• [Work order] Without any of its pictures, the listing below should be output exactly.

*** Block opens ***

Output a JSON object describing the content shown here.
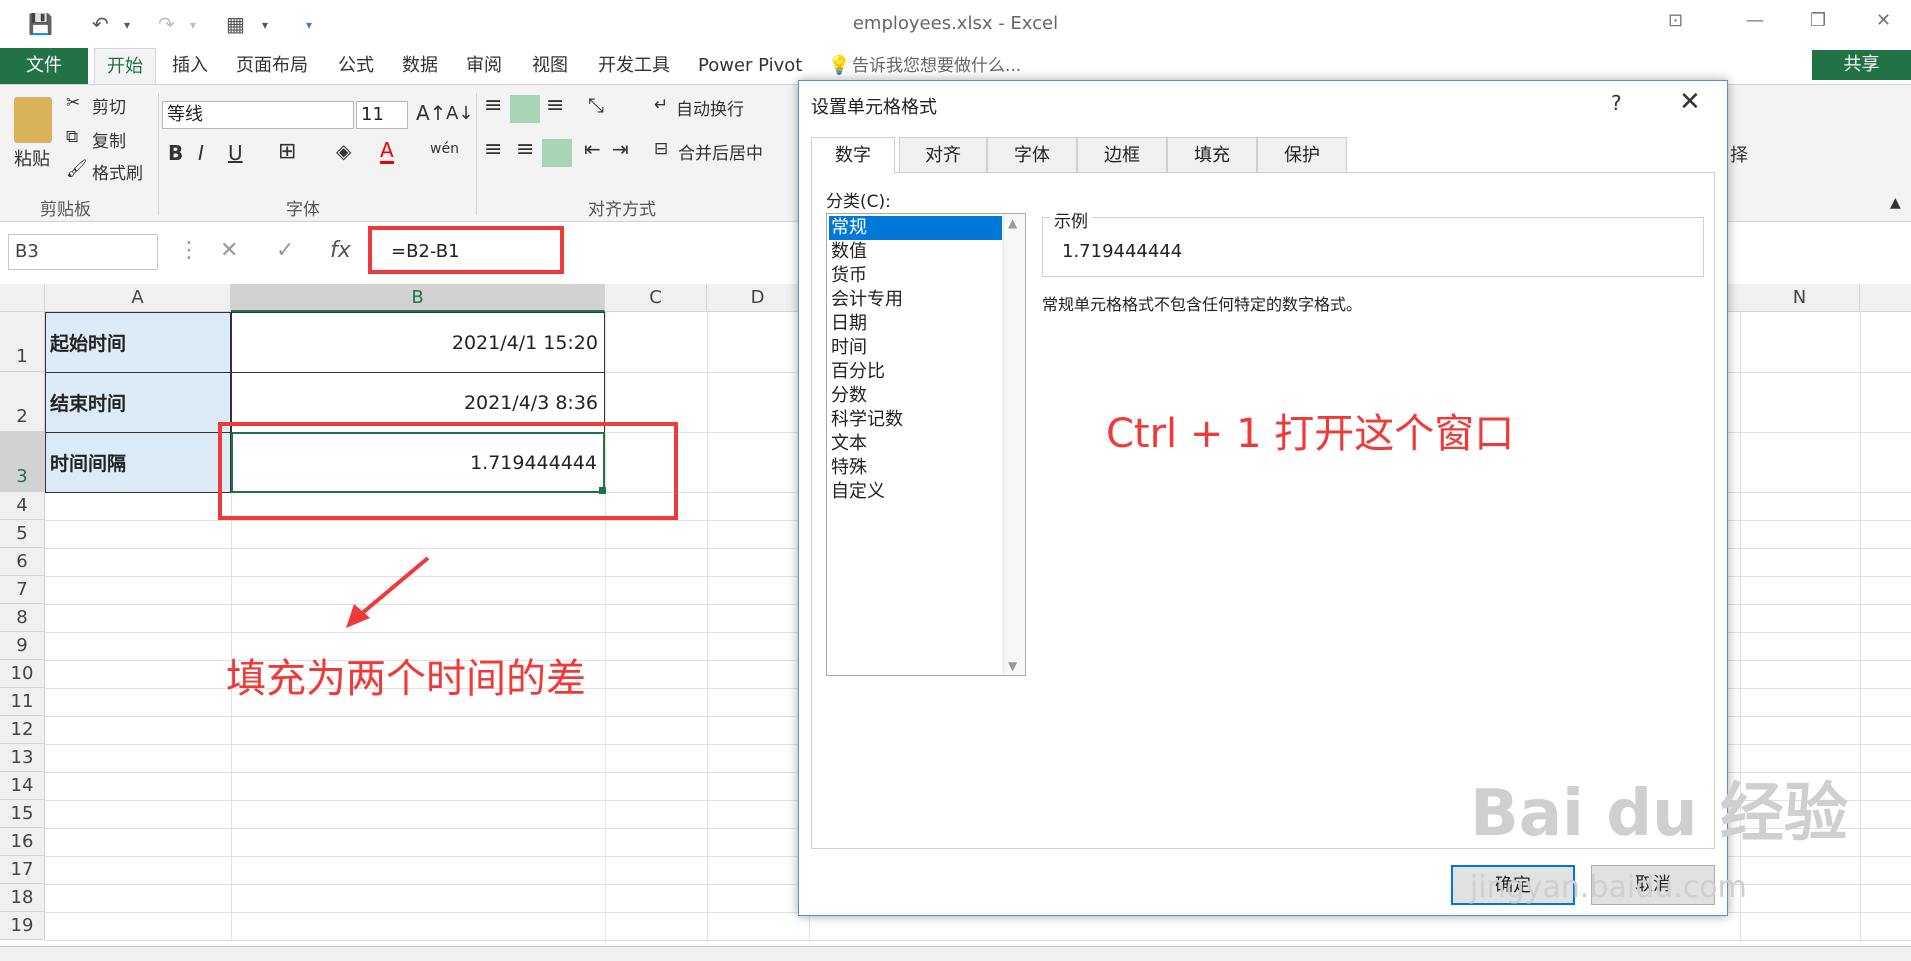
{
  "window": {
    "title": "employees.xlsx - Excel"
  },
  "ribbon_tabs": [
    "文件",
    "开始",
    "插入",
    "页面布局",
    "公式",
    "数据",
    "审阅",
    "视图",
    "开发工具",
    "Power Pivot"
  ],
  "tell_me": "告诉我您想要做什么...",
  "share": "共享",
  "ribbon": {
    "clipboard": {
      "paste": "粘贴",
      "cut": "剪切",
      "copy": "复制",
      "format_painter": "格式刷",
      "label": "剪贴板"
    },
    "font": {
      "name": "等线",
      "size": "11",
      "bold": "B",
      "italic": "I",
      "underline": "U",
      "label": "字体"
    },
    "alignment": {
      "wrap": "自动换行",
      "merge": "合并后居中",
      "label": "对齐方式"
    },
    "right_fragment": "择"
  },
  "formula_bar": {
    "name_box": "B3",
    "formula": "=B2-B1",
    "fx": "fx"
  },
  "columns": [
    "A",
    "B",
    "C",
    "D",
    "N"
  ],
  "rows": [
    "1",
    "2",
    "3",
    "4",
    "5",
    "6",
    "7",
    "8",
    "9",
    "10",
    "11",
    "12",
    "13",
    "14",
    "15",
    "16",
    "17",
    "18",
    "19"
  ],
  "cells": {
    "A1": "起始时间",
    "B1": "2021/4/1 15:20",
    "A2": "结束时间",
    "B2": "2021/4/3 8:36",
    "A3": "时间间隔",
    "B3": "1.719444444"
  },
  "annotations": {
    "fill_note": "填充为两个时间的差",
    "ctrl_note": "Ctrl + 1 打开这个窗口"
  },
  "dialog": {
    "title": "设置单元格格式",
    "help": "?",
    "tabs": [
      "数字",
      "对齐",
      "字体",
      "边框",
      "填充",
      "保护"
    ],
    "category_label": "分类(C):",
    "categories": [
      "常规",
      "数值",
      "货币",
      "会计专用",
      "日期",
      "时间",
      "百分比",
      "分数",
      "科学记数",
      "文本",
      "特殊",
      "自定义"
    ],
    "sample_label": "示例",
    "sample_value": "1.719444444",
    "description": "常规单元格格式不包含任何特定的数字格式。",
    "ok": "确定",
    "cancel": "取消"
  },
  "watermark": {
    "brand": "Bai du 经验",
    "url": "jingyan.baidu.com"
  },
  "colors": {
    "excel_green": "#217346",
    "annotation_red": "#f03a3a",
    "select_blue": "#0078d7"
  }
}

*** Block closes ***

• [Solution for this task]
Output a JSON object describing the content shown here.
{
  "window": {
    "title": "employees.xlsx - Excel"
  },
  "ribbon_tabs": [
    "文件",
    "开始",
    "插入",
    "页面布局",
    "公式",
    "数据",
    "审阅",
    "视图",
    "开发工具",
    "Power Pivot"
  ],
  "tell_me": "告诉我您想要做什么...",
  "share": "共享",
  "ribbon": {
    "clipboard": {
      "paste": "粘贴",
      "cut": "剪切",
      "copy": "复制",
      "format_painter": "格式刷",
      "label": "剪贴板"
    },
    "font": {
      "name": "等线",
      "size": "11",
      "bold": "B",
      "italic": "I",
      "underline": "U",
      "label": "字体"
    },
    "alignment": {
      "wrap": "自动换行",
      "merge": "合并后居中",
      "label": "对齐方式"
    },
    "right_fragment": "择"
  },
  "formula_bar": {
    "name_box": "B3",
    "formula": "=B2-B1",
    "fx": "fx"
  },
  "columns": [
    "A",
    "B",
    "C",
    "D",
    "N"
  ],
  "rows": [
    "1",
    "2",
    "3",
    "4",
    "5",
    "6",
    "7",
    "8",
    "9",
    "10",
    "11",
    "12",
    "13",
    "14",
    "15",
    "16",
    "17",
    "18",
    "19"
  ],
  "cells": {
    "A1": "起始时间",
    "B1": "2021/4/1 15:20",
    "A2": "结束时间",
    "B2": "2021/4/3 8:36",
    "A3": "时间间隔",
    "B3": "1.719444444"
  },
  "annotations": {
    "fill_note": "填充为两个时间的差",
    "ctrl_note": "Ctrl + 1 打开这个窗口"
  },
  "dialog": {
    "title": "设置单元格格式",
    "help": "?",
    "tabs": [
      "数字",
      "对齐",
      "字体",
      "边框",
      "填充",
      "保护"
    ],
    "category_label": "分类(C):",
    "categories": [
      "常规",
      "数值",
      "货币",
      "会计专用",
      "日期",
      "时间",
      "百分比",
      "分数",
      "科学记数",
      "文本",
      "特殊",
      "自定义"
    ],
    "sample_label": "示例",
    "sample_value": "1.719444444",
    "description": "常规单元格格式不包含任何特定的数字格式。",
    "ok": "确定",
    "cancel": "取消"
  },
  "watermark": {
    "brand": "Bai du 经验",
    "url": "jingyan.baidu.com"
  },
  "colors": {
    "excel_green": "#217346",
    "annotation_red": "#f03a3a",
    "select_blue": "#0078d7"
  }
}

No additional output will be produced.